Canadian farmers stuck with last harvest scramble to plant next
By Rod Nickel
WINNIPEG, Manitoba (Reuters) - Western Canadian farmers still stuck with last year's harvest are turning to the government for credit help in record numbers, and insiders fear problems could cascade through the agricultural economy as the new planting season gets under way.
A record-breaking harvest and harsh winter last year overwhelmed Canada's two big railways, backing up the flow of grain from western elevators to ports and leaving farmers with few buyers. Up to C$20 billion ($18.1 billion) worth of crops was stuck in storage as of late March, according to the Canadian government.
Dealers and lenders are softening terms for farmers caught in the unusually severe cash crunch, but some fear it won't be enough to stop a drop in fertilizer and machinery purchases that in turn could limit crop yields and weigh on land prices.
Under government order in March, Canadian National Railway Co and Canadian Pacific Railway Ltd have doubled weekly grain traffic, but that's not enough to end a massive glut by the time the next harvest arrives in the world's sixth-biggest wheat-growing country.
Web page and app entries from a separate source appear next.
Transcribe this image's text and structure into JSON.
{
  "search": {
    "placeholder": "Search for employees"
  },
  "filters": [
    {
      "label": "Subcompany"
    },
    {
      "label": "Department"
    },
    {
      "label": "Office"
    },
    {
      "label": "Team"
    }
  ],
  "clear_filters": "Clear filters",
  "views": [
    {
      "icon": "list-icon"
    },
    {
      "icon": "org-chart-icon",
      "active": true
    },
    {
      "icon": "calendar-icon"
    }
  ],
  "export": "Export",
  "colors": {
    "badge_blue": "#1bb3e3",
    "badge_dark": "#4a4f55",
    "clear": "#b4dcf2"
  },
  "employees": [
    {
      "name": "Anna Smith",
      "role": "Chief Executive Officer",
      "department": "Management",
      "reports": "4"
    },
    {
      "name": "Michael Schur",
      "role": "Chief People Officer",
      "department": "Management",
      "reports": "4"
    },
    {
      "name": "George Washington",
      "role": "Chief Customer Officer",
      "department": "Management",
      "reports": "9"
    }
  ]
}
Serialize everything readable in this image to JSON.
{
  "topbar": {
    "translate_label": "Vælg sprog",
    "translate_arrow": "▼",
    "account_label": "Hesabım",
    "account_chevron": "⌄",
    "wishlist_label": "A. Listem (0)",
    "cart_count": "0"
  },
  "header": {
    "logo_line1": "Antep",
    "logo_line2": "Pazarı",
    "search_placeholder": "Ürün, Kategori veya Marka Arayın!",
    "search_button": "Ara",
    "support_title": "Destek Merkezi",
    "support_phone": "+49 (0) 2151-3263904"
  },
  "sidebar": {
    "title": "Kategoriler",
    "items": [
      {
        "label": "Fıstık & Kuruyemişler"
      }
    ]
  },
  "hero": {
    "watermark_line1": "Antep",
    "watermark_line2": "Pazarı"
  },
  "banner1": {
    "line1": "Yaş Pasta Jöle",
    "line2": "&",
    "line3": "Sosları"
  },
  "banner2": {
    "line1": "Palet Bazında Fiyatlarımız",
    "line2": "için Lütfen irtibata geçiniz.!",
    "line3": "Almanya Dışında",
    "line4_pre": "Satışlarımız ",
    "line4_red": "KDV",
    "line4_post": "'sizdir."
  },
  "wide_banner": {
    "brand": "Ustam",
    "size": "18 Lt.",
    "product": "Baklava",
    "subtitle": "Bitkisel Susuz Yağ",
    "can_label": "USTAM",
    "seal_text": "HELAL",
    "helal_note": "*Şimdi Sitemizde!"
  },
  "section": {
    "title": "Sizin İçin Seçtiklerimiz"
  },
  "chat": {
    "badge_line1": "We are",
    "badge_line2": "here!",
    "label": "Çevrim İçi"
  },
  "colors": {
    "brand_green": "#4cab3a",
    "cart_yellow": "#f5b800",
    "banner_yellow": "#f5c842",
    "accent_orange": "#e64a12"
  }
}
"You'll likely see some lasting impact of this transportation crisis," said J.P. Gervais, an economist at Farm Credit Canada (FCC), the country's biggest ag lender. "We're going to feel that into next year and the years after it."
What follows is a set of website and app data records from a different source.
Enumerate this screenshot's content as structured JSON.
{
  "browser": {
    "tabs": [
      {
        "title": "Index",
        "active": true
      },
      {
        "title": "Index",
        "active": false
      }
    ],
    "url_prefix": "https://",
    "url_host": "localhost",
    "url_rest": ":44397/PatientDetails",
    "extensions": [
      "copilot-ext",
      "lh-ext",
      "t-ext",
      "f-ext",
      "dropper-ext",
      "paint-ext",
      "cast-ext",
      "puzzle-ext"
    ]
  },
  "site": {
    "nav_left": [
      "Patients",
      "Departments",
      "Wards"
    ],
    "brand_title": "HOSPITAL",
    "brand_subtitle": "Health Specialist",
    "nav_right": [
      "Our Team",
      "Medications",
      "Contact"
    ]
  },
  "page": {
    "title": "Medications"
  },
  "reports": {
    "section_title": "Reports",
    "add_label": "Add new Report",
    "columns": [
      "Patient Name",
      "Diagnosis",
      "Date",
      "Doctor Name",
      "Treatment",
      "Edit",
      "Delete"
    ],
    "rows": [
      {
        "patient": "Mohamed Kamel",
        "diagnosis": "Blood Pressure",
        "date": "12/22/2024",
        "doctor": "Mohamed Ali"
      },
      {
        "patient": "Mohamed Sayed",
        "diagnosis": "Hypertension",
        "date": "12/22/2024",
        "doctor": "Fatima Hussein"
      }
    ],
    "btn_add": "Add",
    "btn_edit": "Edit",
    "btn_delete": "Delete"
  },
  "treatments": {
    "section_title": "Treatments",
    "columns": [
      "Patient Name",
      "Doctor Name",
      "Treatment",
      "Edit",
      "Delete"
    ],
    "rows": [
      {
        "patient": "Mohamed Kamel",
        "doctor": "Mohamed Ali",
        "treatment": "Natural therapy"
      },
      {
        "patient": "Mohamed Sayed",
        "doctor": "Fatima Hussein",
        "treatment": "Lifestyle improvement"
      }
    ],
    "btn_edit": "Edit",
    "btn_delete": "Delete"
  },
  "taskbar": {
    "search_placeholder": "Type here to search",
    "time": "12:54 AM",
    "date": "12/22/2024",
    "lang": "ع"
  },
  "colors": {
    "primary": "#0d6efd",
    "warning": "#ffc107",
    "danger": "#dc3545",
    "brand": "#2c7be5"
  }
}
Farmers face an unpalatable choice between deploying debt and savings to fund spring planting on the usual scale, or cutting costs on seed and fertilizer, thus risking smaller returns.
Will Dodd, who farms with his father near Lanigan, Saskatchewan, ran out of storage after being unable to sell or move nearly 90 percent of last year's harvest.
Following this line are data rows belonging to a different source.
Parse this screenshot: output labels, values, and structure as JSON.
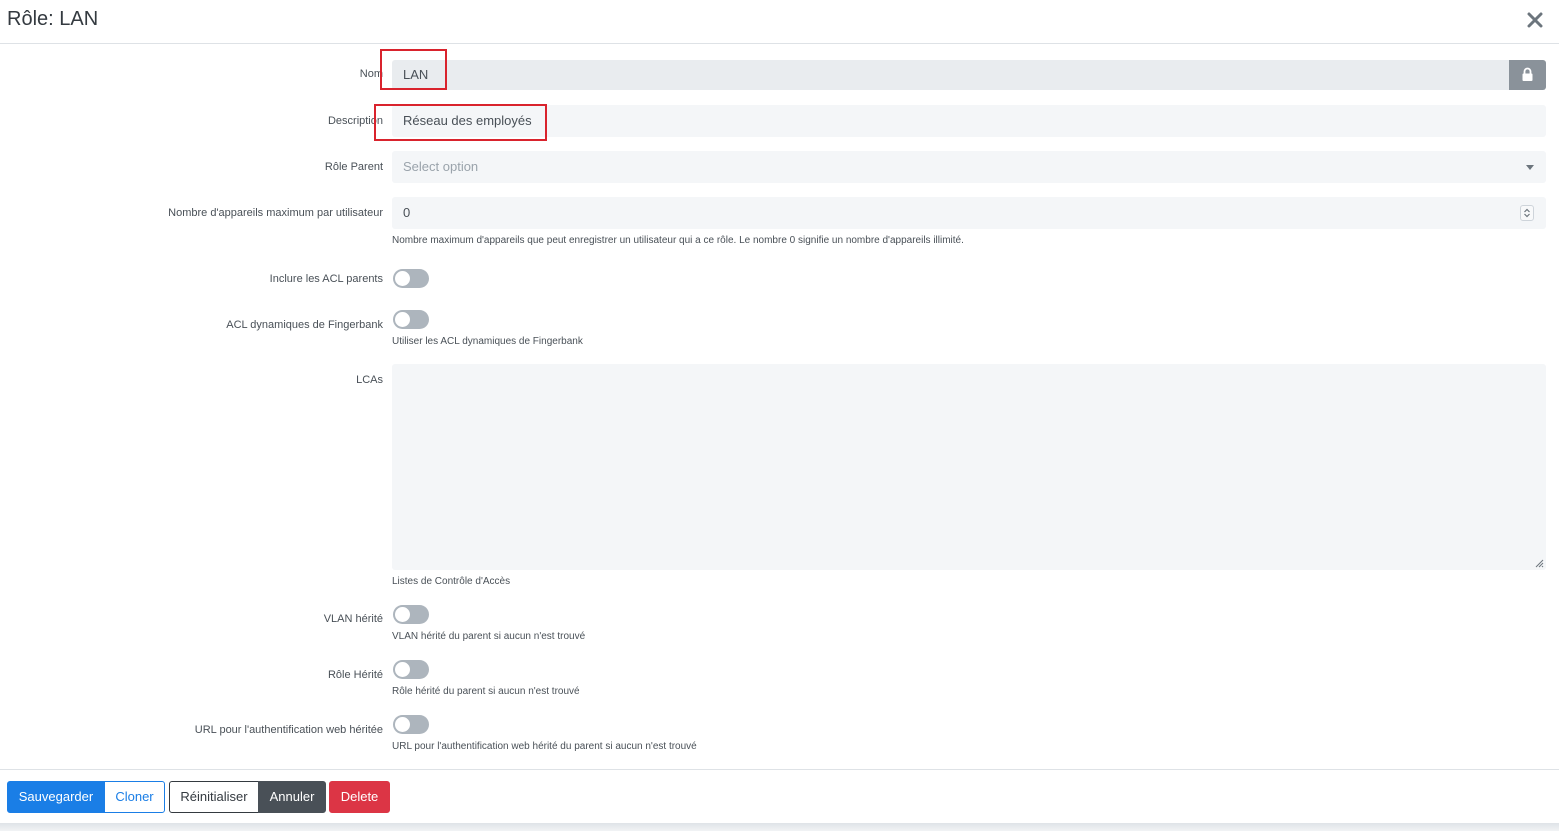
{
  "header": {
    "title": "Rôle: LAN"
  },
  "form": {
    "nom": {
      "label": "Nom",
      "value": "LAN"
    },
    "description": {
      "label": "Description",
      "value": "Réseau des employés"
    },
    "parent": {
      "label": "Rôle Parent",
      "placeholder": "Select option"
    },
    "max_devices": {
      "label": "Nombre d'appareils maximum par utilisateur",
      "value": "0",
      "help": "Nombre maximum d'appareils que peut enregistrer un utilisateur qui a ce rôle. Le nombre 0 signifie un nombre d'appareils illimité."
    },
    "include_parent_acls": {
      "label": "Inclure les ACL parents",
      "checked": false
    },
    "fingerbank_acls": {
      "label": "ACL dynamiques de Fingerbank",
      "help": "Utiliser les ACL dynamiques de Fingerbank",
      "checked": false
    },
    "lcas": {
      "label": "LCAs",
      "value": "",
      "help": "Listes de Contrôle d'Accès"
    },
    "inherit_vlan": {
      "label": "VLAN hérité",
      "help": "VLAN hérité du parent si aucun n'est trouvé",
      "checked": false
    },
    "inherit_role": {
      "label": "Rôle Hérité",
      "help": "Rôle hérité du parent si aucun n'est trouvé",
      "checked": false
    },
    "inherit_web_auth_url": {
      "label": "URL pour l'authentification web héritée",
      "help": "URL pour l'authentification web hérité du parent si aucun n'est trouvé",
      "checked": false
    }
  },
  "footer": {
    "save": "Sauvegarder",
    "clone": "Cloner",
    "reset": "Réinitialiser",
    "cancel": "Annuler",
    "delete": "Delete"
  },
  "colors": {
    "primary": "#1a7ee6",
    "danger": "#dc3545",
    "secondary": "#495057",
    "highlight": "#d9232d"
  },
  "icons": [
    "close-icon",
    "lock-icon",
    "chevron-down-icon",
    "spinner-arrows-icon",
    "resize-grip-icon"
  ]
}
Until recently, Dodd had 20,000 bushels of barley piled on the ground, rising some 30 feet above the prairie. Continued...